And then there are the Kurds, who now seem to hold the trump card in the upcoming presidential elections. The 1990s saw some of the worst violence between the Kurdish guerilla group (PKK) and the Turkish security forces. Successive operations by the regular army and ‘special’ forces failed to stamp out the violence that claimed more than 30,000 lives. In many cases these military operations only increased the Kurds’ burning sense of resentment. Erdoğan, to his great credit, was the first Turkish prime minister to try to solve the Kurdish politically instead of militarily. This may be nothing more than a cynical move on his part to get Kurdish support for his presidential bid, but the fact remains that south-eastern Turkey remains relatively calm.
The second major reason for Erdoğan’s continued support is that under the AKP living standards for millions of ordinary Turks have improved. Health care is better organized, public services are sharply improved, and elderly citizens are given cash supplements to their meagre pensions. A friend did an informal survey of villagers in his area and found a very simple reason for their continued support of AKP. People are better off financially and feel more secure with a single party government. Abstract issues like freedom of the press, abuse of government powers, environmental protection count for very little against cash in hand.
The third reason for Erdoğan’s likely victory is that elements of the main opposition Republic People’s Party (CHP) have learned nothing from their previous electoral failures. The party leadership has finally come to its senses and joined with other opposition parties in nominating a joint candidate acceptable to a wide range of the population. The candidate, Ekmeleddin Ihsanoğlu, is a soft spoken, respected scholar who previously was the head of the Organization of Islamic Countries. More important, he vows to protect and enhance the country’s democratic institutions. The vast majority of the Turkish population is socially conservative, and Ihsanoğlu is exactly the type of candidate required to attract that vote.

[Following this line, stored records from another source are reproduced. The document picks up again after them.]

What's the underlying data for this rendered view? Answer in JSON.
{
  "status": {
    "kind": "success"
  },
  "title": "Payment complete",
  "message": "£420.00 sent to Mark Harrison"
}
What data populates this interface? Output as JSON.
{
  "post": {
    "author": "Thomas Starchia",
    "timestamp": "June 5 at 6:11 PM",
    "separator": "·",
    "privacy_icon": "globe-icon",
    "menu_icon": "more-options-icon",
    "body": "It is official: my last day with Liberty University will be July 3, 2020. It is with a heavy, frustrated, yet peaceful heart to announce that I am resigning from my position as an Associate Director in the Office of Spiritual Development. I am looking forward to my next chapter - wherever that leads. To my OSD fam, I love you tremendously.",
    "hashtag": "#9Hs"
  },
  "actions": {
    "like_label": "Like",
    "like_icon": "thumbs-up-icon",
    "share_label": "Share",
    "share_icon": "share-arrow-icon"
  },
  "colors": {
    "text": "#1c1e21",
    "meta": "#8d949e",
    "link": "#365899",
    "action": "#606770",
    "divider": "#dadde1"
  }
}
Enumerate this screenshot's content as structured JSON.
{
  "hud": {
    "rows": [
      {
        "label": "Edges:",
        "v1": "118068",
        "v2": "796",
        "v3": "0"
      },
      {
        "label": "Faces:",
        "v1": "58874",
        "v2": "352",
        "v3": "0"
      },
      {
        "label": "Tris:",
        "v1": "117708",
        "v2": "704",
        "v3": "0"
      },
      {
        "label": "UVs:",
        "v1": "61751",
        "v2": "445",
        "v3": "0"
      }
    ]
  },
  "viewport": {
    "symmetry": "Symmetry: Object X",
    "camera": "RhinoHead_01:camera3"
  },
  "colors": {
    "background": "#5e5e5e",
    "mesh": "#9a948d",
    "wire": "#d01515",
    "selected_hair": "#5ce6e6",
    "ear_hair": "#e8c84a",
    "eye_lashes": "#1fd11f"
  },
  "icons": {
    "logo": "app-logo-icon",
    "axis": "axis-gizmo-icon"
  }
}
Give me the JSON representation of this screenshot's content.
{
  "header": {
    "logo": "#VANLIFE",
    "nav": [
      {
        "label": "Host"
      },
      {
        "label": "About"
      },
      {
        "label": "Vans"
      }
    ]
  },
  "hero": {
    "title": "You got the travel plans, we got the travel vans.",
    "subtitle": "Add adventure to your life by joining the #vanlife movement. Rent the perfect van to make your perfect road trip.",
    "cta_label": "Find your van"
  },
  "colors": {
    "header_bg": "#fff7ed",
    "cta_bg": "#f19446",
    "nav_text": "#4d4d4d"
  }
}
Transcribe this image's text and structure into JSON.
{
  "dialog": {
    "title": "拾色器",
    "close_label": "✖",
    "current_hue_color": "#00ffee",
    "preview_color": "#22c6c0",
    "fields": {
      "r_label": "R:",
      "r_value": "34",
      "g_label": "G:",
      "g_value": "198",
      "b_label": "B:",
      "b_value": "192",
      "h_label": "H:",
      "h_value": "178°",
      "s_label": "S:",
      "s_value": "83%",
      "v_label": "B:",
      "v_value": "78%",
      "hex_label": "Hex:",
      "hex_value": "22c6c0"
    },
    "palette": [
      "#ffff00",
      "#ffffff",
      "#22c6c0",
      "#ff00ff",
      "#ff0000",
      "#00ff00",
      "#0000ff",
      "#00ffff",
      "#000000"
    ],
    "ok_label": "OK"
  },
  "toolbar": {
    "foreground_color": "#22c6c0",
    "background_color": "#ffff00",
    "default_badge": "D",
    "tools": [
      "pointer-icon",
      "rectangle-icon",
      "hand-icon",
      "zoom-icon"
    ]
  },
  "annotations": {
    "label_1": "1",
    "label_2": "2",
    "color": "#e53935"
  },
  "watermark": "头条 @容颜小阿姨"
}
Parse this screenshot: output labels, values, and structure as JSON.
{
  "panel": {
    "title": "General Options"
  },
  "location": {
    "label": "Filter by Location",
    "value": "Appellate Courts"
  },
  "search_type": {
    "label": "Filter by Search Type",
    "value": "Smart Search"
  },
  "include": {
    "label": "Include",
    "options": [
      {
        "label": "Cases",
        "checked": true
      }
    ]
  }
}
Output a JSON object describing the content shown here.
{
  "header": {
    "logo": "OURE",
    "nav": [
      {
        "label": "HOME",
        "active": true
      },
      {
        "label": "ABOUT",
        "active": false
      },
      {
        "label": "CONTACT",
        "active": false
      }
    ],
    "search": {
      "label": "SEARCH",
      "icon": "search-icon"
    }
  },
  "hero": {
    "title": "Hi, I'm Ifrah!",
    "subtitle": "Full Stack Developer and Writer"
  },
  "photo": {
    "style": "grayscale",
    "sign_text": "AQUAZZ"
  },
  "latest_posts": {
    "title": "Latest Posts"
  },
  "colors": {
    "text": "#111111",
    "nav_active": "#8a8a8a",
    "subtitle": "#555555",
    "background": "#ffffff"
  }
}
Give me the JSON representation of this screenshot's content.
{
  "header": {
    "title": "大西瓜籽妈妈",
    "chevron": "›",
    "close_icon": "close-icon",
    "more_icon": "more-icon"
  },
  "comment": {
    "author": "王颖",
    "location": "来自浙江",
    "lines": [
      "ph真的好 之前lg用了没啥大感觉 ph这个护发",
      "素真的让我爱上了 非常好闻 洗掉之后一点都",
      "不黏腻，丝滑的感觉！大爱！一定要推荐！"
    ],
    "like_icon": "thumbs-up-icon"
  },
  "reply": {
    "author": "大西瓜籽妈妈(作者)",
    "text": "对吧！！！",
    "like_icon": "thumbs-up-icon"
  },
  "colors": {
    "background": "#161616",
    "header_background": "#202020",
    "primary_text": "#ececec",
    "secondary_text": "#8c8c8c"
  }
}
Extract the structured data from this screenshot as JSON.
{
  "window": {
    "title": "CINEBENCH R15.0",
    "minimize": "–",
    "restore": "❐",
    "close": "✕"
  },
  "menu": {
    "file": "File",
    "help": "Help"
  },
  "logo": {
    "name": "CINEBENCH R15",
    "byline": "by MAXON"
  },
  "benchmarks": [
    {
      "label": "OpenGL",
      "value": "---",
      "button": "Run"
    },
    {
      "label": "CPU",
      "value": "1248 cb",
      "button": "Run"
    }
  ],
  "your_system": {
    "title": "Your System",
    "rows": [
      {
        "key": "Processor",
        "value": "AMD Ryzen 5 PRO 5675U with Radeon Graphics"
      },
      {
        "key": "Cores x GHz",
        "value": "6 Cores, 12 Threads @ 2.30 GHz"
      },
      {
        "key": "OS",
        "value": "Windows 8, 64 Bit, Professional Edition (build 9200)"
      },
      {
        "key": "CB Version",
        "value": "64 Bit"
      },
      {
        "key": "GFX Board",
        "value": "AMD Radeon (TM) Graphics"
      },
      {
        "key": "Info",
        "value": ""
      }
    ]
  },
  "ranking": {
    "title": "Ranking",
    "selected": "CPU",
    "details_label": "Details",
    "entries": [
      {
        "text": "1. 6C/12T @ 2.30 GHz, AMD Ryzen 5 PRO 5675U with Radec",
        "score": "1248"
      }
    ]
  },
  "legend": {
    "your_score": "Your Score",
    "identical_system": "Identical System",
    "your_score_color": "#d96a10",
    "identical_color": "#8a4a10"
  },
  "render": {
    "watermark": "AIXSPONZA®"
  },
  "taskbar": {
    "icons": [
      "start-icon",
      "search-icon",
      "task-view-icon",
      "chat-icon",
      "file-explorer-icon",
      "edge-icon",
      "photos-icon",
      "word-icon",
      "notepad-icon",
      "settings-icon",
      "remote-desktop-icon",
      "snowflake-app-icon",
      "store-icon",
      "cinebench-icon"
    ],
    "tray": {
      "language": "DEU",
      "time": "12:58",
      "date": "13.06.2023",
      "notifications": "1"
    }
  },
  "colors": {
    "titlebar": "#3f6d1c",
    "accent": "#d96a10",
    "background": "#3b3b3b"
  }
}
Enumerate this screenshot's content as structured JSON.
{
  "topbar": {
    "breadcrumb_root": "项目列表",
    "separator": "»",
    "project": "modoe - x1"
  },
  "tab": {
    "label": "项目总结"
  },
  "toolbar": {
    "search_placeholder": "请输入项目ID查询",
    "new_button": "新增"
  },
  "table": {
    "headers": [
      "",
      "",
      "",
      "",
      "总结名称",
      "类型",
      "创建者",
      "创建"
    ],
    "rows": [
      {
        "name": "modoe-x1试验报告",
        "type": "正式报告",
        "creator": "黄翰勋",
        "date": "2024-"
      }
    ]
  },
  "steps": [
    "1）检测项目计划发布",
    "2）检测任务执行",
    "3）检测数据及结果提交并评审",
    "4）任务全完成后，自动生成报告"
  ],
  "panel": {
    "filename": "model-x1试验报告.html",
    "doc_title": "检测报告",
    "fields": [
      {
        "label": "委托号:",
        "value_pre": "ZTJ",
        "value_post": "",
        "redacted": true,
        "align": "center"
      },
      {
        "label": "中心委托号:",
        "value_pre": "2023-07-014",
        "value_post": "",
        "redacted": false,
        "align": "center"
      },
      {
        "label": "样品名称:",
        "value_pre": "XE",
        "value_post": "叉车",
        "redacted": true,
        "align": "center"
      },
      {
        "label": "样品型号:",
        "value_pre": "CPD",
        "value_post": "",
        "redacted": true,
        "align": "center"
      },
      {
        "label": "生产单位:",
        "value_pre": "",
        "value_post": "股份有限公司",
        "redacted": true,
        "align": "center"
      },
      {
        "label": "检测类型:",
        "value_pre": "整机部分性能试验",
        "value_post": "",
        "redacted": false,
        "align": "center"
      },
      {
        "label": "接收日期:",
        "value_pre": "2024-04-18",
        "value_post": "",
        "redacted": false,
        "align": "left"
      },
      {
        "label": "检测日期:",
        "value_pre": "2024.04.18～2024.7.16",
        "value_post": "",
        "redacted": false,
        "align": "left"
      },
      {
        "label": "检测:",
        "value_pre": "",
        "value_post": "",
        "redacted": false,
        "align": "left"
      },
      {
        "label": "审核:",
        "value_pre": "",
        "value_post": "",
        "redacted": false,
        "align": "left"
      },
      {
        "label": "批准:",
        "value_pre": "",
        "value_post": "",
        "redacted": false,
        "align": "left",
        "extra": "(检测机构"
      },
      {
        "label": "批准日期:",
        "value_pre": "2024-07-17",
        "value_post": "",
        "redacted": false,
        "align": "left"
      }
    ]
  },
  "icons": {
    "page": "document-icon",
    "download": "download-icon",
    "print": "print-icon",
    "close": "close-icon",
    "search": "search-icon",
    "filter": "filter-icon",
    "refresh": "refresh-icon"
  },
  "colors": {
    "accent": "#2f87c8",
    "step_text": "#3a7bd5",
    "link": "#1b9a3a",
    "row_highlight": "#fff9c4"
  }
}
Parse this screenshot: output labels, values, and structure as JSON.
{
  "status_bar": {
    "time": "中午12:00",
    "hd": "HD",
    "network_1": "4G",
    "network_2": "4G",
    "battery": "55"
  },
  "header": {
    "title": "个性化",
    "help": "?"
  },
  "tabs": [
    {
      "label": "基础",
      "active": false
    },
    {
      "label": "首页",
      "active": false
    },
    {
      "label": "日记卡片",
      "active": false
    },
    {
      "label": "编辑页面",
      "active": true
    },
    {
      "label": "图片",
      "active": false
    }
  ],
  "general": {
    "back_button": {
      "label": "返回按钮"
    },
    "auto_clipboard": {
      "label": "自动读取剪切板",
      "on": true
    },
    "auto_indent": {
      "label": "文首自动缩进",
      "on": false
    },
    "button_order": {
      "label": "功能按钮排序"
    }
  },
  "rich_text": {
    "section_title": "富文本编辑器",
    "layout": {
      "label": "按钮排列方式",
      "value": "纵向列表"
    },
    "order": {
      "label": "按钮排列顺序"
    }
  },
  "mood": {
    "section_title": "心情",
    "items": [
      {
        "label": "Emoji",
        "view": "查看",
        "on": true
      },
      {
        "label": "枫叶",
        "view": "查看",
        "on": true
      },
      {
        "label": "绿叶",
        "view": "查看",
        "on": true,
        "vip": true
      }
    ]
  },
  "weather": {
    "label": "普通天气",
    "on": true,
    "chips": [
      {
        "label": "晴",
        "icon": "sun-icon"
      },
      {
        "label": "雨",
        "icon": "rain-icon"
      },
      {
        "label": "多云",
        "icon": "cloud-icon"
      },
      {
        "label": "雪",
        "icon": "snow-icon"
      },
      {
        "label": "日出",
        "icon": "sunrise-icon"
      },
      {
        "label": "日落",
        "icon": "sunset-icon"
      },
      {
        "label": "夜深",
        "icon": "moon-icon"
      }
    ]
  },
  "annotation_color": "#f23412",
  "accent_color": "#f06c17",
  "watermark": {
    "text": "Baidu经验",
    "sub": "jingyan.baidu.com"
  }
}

And yet the hard-core Kemalists, rigid followers of Atatürk, refuse to support him. To them, Ihsanoğlu is not hard-core enough. Such a stance only reveals how little they know their own country. A frustrated anti-Erdoğan friend could only put his head in his hands and moan at the idiocy of this view.
“Atatürk has been dead for almost 76 years. Let him rest in peace. He set the direction and the country has moved on. We need to recognize reality in Turkey. We need to accept that it was our own failures that set the stage for AKP’s electoral success. We need to learn how to appeal to the material needs of the bulk of people, to respect their right to be devout Moslems, and to reinforce real democracy. Only then will we be in a position to seriously challenge Tayyip Erdoğan.”
Alas, this remains a distant dream. Even with the backing of all the opposition parties Ihsanoğlu has only a slim chance to win. Without the full support of all those opposed to Tayyip Erdoğan the opposition will remain in the political wilderness for many years to come.